I'm sure that one of the main reasons I love iris is because I love Florence. The two are forever linked because the highest quality iris, or orris butter, comes from the Florence region, and has for centuries. I studied art history and Italian there for a semester as an undergrad in the early 90s, so obviously the movie that informed my romantic expectations was Merchant and Ivory's A Room with a View, of course! I rewatched the movie recently, and I swear I can vividly smell Florence again in those street scenes. Remember what the florid lady novelist Eleanor Lavish (the sublime Judy Dench) says? She stops in her tracks on a side street, commanding, "A true Florentine smell. Inhale, my dear."
So when I smelled Mythique, I thought: this is a true Florentine smell. And I inhaled deeply and diaphramatically, as Dame Judy commands. I always do whatever Dame Judy tells me. Here's what I smelled. The candied violet aspect of iris when paired with mandarin is there in the top notes, but this is a modern, creamy, and musky perfume, not powdery or tooth-aching as most violet/iris fragrances are. The candied quality is quickly balanced by that cold stone feel of iris, which is what really gives it the feel of Florence.

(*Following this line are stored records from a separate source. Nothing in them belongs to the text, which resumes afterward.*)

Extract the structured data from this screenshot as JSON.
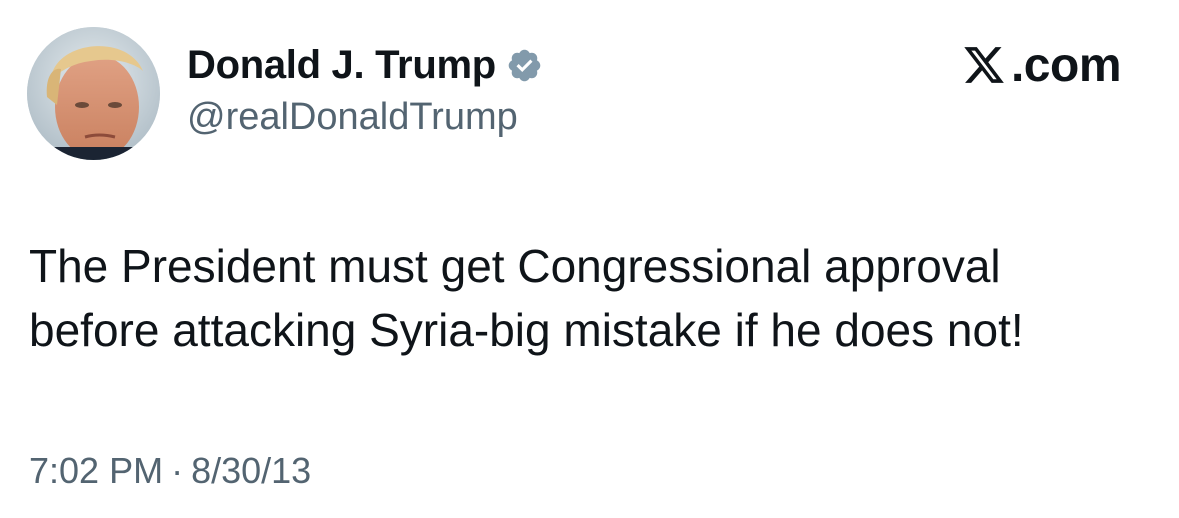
{
  "author": {
    "display_name": "Donald J. Trump",
    "handle": "@realDonaldTrump",
    "verified": true,
    "verified_color": "#829aab"
  },
  "brand": {
    "text": ".com",
    "icon": "x-logo-icon"
  },
  "tweet": {
    "lines": [
      "The President must get Congressional approval",
      "before attacking Syria-big mistake if he does not!"
    ]
  },
  "meta": {
    "time": "7:02 PM",
    "separator": "·",
    "date": "8/30/13"
  },
  "colors": {
    "text": "#0f1419",
    "secondary": "#536471",
    "background": "#ffffff"
  }
}
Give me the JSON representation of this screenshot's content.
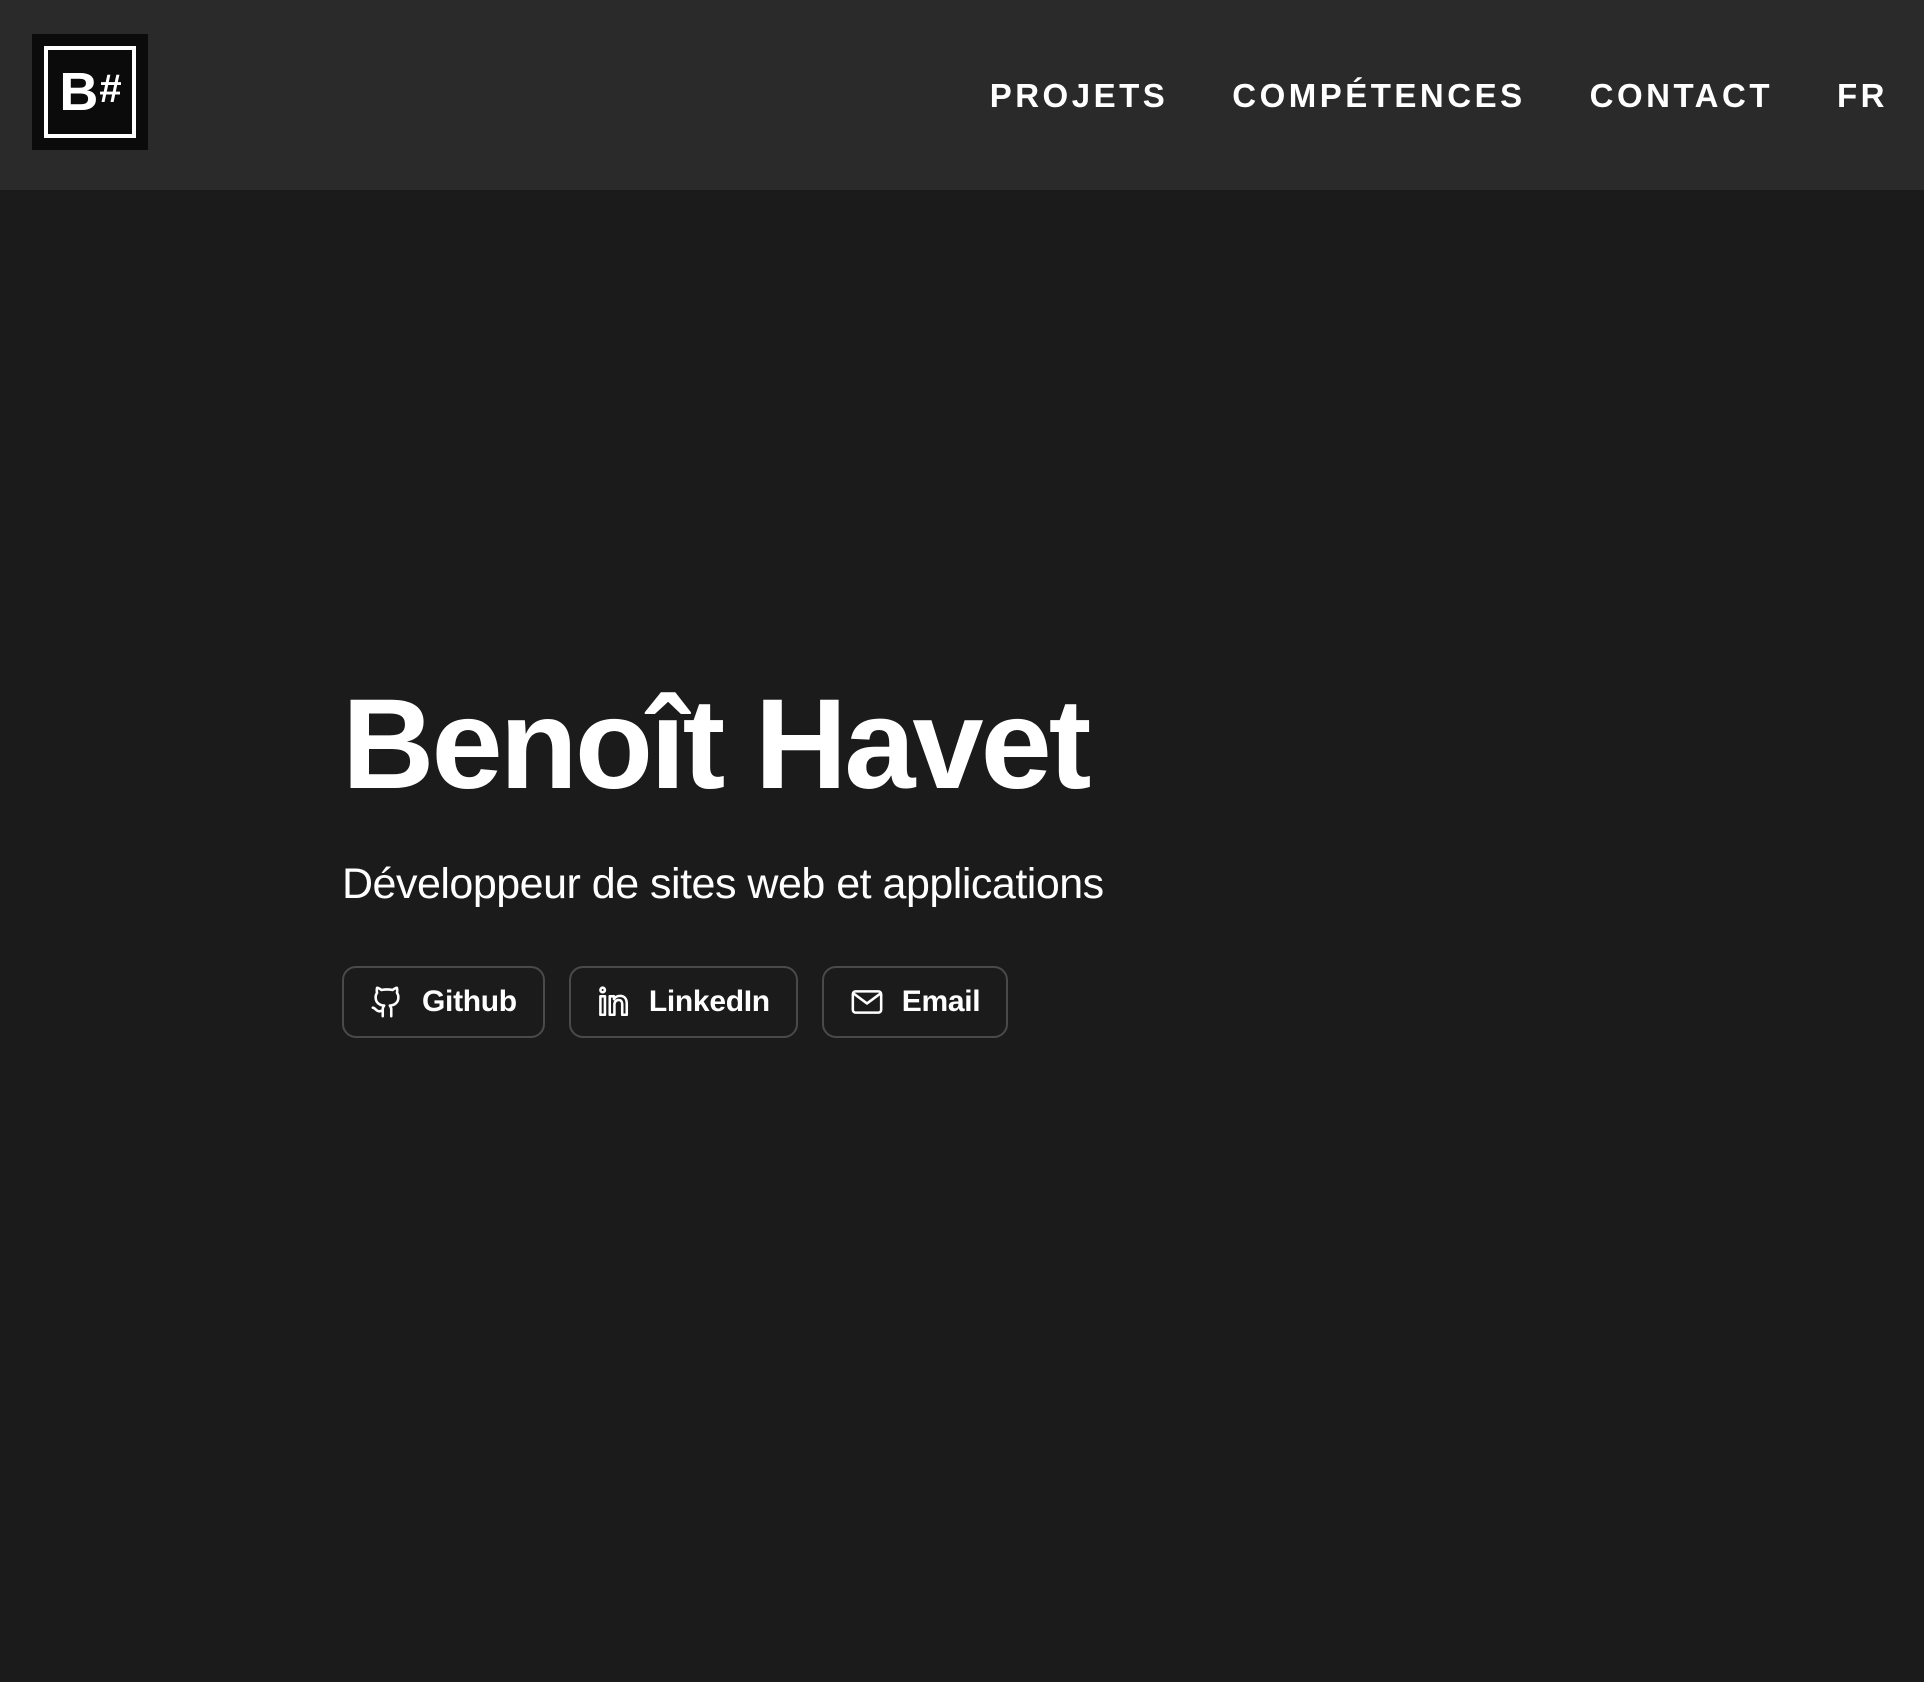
{
  "header": {
    "logo": {
      "letter": "B",
      "symbol": "#"
    },
    "nav": {
      "projects_label": "PROJETS",
      "skills_label": "COMPÉTENCES",
      "contact_label": "CONTACT",
      "language_label": "FR"
    }
  },
  "hero": {
    "name": "Benoît Havet",
    "subtitle": "Développeur de sites web et applications",
    "buttons": [
      {
        "label": "Github",
        "icon": "github-icon"
      },
      {
        "label": "LinkedIn",
        "icon": "linkedin-icon"
      },
      {
        "label": "Email",
        "icon": "mail-icon"
      }
    ]
  },
  "colors": {
    "page_background": "#1b1b1b",
    "header_background": "#2a2a2a",
    "logo_background": "#0b0b0b",
    "text": "#ffffff",
    "button_border": "#4a4a4a"
  }
}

So okay, maybe the streets of Florence don't smell like violets, iris, or mandarin (sadly), but the perfume fits with the visual and architectural aesthetics I associate with that city. What I always remember about Florence was the intimidatingly business-like, elegant citizens; the forbiddingly stony building exteriors (massive-looking blocks of rusticated pietra forte and beautiful, grey pietra serena); and most importantly, the experience of going inside those buildings and finding wonderously confectionary interiors and candy-colored fresco paintings that are the sweet, indulgent heart of all that seeming coldness. The color combination of light green and pink is often used in that sweet side of Florence, and the epitome of that aesthetic is the pastel-colored marble of Giotto's campanile (belltower), which is truly the most beautiful, most fantastic piece of architecture I've ever seen. Who builds a big, functional slab of religious architecture in pastel pinks and greens, for goodness sake? It's extravagantly nutty in such a restrained city, which is why I love it.
The perfume Mythique is an expression of all these aesthetic experiences. It would definitely appeal to Florence's restrained city-dwellers. It is like grey stone hiding gleaming, luxurious cafe interiors. It is like a green, pink, and white marble belltower ringing out to the faithful. But I'll leave off speaking metaphorically and tell you that the peony and jasmine turn the fragrance into a warm floral blend after a half-hour or so. The base notes of patchouli and sandalwood are so subtle I can barely detect them as a warm, raspy hum in the background, keeping everything from getting at all dessert-like. The velvety ambrette muskiness I can definately smell.
It's much less girly than the Frederic Malle Iris Poudre, less dramatic and muskier than the new Van Cleef & Arpels Bois d'Iris, and it has a more juicy quality than The Different Company's Bois d'Iris. It's nothing like the chilling coldness of Serge Lutens' Iris Silver Mist. Mythique's notes include mandarin, bergamot, ivy, peony, Sambac jasmine, iris, sandalwood, Indonesian patchouli and herbal musk (ambrette). The perfumer is Yann Vasnier.